[Data records Boundary: Start]

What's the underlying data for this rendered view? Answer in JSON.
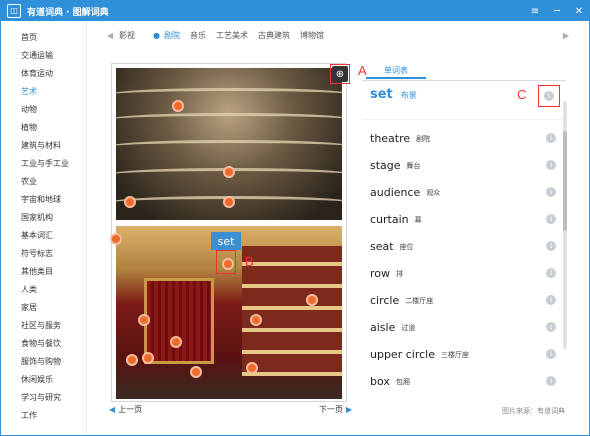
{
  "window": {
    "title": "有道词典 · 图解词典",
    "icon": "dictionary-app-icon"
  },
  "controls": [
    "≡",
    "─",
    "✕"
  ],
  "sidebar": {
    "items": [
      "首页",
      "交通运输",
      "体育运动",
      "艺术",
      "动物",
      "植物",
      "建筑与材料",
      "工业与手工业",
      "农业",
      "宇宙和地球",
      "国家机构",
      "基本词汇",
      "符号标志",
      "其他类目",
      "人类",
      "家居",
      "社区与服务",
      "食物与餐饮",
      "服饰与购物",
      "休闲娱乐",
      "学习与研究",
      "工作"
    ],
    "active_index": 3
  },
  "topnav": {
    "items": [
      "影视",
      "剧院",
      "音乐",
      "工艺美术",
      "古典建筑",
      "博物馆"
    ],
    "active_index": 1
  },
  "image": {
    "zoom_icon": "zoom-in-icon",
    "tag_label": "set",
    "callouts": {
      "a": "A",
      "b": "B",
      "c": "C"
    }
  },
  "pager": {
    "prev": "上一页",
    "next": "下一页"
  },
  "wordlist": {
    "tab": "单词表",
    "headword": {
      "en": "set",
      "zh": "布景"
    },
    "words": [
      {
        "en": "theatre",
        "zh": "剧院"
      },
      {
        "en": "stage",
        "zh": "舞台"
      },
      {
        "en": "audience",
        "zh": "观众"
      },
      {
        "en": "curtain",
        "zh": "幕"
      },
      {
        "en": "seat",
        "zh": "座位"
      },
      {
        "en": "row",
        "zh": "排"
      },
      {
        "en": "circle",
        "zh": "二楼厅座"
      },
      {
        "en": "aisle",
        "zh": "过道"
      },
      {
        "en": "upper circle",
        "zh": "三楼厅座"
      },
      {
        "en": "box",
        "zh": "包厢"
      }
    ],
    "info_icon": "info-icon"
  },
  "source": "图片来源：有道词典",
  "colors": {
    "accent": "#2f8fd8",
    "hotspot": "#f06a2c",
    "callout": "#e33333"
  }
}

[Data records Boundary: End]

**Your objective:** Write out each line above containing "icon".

**Result below:**
    "icon": "dictionary-app-icon"
    "zoom_icon": "zoom-in-icon",
    "info_icon": "info-icon"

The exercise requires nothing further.